I met Allan Patrick Mbisyo at Salama School for the blind, located 10 kilometres off Mukono-Katosi Road in Kisoga village. The jolly 11 year old was born in good health, third among four brothers to Nakasi Juliet and Mbisyo Patrick.
Blind now, Patrick was born with perfect eyesight and went to school at triple star primary school in Luweero district.
“One day I was at school and one eye stopped seeing, when I was being taken to the hospital, the other eye also stopped seeing,” he says.
Nakasi Juliet, Patrick’s mother still wonders what happened to her son till this day.
“I gave birth to that boy and he was perfectly healthy with no problem. One day he just stopped seeing I don’t even know what really happened.” She said during our telephone conversation, her voice filled with sadness and worry that her son may never be able to see again.
Many attempts to restore his sight have been futile. Patrick Mbisyo, Allan’s father took him to Tororo Hospital but was later referred to Mengo Hospital because they could not detect what had caused his blindness. While at Mengo Hospital, Allan’s father was advised to take his son to Kenya because the only doctor that could have operated on him was away. He was then referred to Kikuyu hospital where Allan underwent his first surgery. Fortunately, this surgery was successful and Allan started seeing again for a while. According to the doctor, Allan’s retina was damaged.
The retina is the part of the eye that sends images through the optic nerve to the brain. When the retina pulls away from the back of the eye, the cells begin to die if there is no blood supply causing visual impairment which may become permanent. According to Allan’s father, the doctors in Nairobi put oil in his eyes which kept the retina from detaching thereby allowing him to see for a while before he got blind again. Allan then had to go back to Kenya for another operation and checkups.
The doctor proposed for Allan to be taken to India for further treatment, but the family could not raise the money. The first operation in Kenya had cost Mbisyo, Allan’s father four million Ugandan shillings and the second had been three million shillings, all exclusive of accommodation and travelling expenses.

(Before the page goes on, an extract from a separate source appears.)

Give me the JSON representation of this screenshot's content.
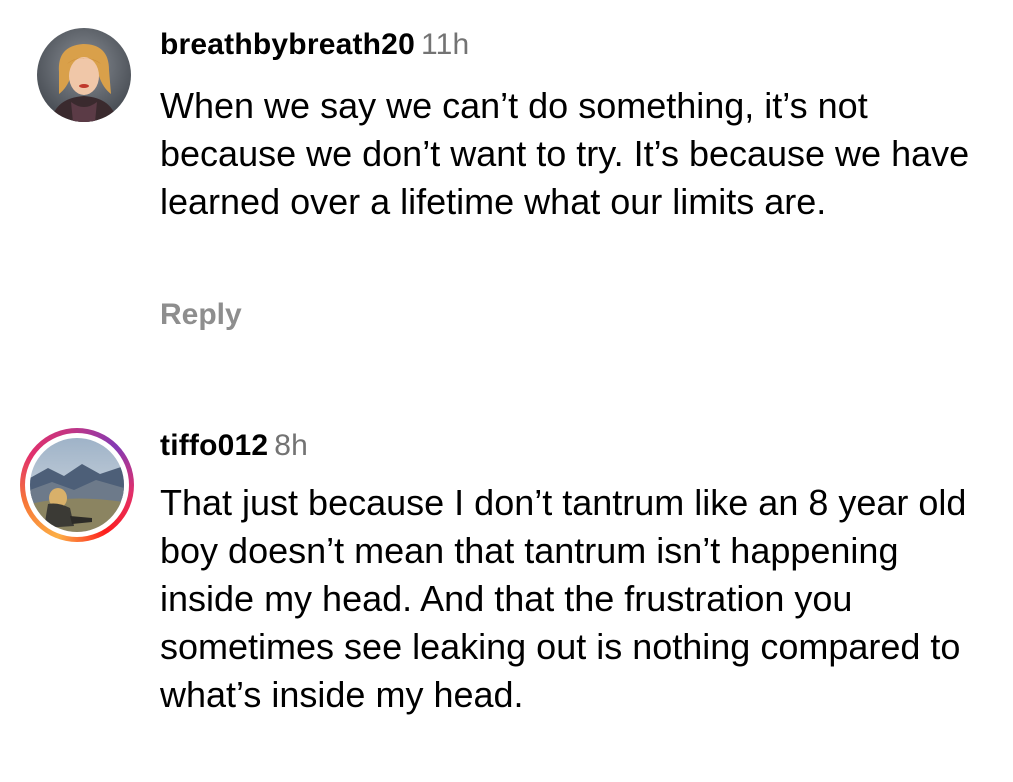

He is unable to estimate how much will be needed to take his son to India for further treatment and yet the longer treatment is delayed, the harder treating him becomes.

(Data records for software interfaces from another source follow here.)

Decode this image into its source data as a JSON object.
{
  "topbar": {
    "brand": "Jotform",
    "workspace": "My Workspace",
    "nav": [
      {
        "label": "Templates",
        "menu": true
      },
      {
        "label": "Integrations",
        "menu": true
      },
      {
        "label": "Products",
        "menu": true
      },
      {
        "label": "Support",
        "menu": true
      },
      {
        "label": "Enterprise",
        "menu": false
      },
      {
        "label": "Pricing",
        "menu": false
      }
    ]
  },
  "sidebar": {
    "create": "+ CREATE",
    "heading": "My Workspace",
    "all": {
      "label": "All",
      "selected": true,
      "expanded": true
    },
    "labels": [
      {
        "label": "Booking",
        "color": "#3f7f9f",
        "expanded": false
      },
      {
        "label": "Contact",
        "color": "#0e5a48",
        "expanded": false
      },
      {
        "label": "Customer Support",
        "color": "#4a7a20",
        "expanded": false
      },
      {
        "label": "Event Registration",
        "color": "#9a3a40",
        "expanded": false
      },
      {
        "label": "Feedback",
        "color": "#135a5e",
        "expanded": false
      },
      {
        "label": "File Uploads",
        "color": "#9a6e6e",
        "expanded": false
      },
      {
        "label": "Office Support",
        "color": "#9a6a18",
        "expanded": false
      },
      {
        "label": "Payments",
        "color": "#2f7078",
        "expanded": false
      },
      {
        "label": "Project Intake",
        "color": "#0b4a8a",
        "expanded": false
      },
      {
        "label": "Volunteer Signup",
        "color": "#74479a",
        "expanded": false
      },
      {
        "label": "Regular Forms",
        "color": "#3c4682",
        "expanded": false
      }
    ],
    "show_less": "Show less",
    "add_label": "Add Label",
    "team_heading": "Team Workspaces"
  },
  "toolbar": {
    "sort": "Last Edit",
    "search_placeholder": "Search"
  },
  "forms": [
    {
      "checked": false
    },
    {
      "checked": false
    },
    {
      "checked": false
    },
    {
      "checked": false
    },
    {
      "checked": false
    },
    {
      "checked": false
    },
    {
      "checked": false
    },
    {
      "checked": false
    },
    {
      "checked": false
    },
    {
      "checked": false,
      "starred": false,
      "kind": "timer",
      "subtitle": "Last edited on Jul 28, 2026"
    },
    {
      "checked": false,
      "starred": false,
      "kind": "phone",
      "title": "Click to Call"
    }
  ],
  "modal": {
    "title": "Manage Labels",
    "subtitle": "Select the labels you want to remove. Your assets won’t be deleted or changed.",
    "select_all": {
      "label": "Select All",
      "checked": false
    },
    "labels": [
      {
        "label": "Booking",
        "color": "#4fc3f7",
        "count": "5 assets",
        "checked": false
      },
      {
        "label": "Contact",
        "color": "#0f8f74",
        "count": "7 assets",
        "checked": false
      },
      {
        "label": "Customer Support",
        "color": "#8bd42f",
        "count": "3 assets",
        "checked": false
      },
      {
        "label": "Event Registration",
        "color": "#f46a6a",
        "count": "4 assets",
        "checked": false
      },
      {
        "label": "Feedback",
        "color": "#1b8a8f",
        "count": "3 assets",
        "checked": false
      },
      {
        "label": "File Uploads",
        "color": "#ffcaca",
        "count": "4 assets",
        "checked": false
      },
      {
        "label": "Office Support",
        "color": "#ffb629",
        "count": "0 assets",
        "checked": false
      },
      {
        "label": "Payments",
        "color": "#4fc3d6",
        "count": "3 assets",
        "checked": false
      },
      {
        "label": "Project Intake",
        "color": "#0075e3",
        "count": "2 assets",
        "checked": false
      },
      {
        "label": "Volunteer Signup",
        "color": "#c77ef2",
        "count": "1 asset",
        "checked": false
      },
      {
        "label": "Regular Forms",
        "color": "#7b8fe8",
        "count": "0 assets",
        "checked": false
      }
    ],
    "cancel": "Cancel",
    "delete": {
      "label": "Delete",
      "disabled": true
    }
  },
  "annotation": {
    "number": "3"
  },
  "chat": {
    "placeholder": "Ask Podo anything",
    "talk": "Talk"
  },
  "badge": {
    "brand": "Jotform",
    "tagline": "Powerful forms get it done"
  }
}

Mbisyo originally declined to take his son to a school for the Blind but a friend advised him to take his son to Salama School for the blind which he later agreed to.
Allan that never stops smiling, has a great time at school, he has good friends like Eric Mbalaga who make his stay at Salama interesting. He wants to be a lawyer when he grows up because daddy told him he will be a lawyer.
Allan still remembers a few things from when he still had his vision like his parents, siblings and his school. He still remembers going to the hospital but with time he is forgetting some things.
At this same school, many students, like Allan Patrick, wake up one morning and cannot see again. They are taken for treatment but no infections/illnesses are detected yet they remain blind.
Eric Mbalaga, 11 years old also got sick on his way from school. His eyes started itching and he was later operated on at Mengo hospital, regaining sight in one eye. Nabunya Mariam also got blind while in primary three. She got a terrible headache which was rumored to be a sign of cancer. She did not get any medication and the headache persisted. On returning to the hospital, no cancer was found in her body but she was later operated on, causing her to lose both her eyes. She currently wears shades because both her eyes were removed.
All these cases could be investigated and all these Hospitals in Uganda could get better in terms of facilities and equipment but a lot is spent on corruption. It becomes a threat to national security when children get sick and lose their sight without any diagnosis. Investigations and awareness should be done to determine the presence of opticians in hospitals and access to eye specialists allover the country.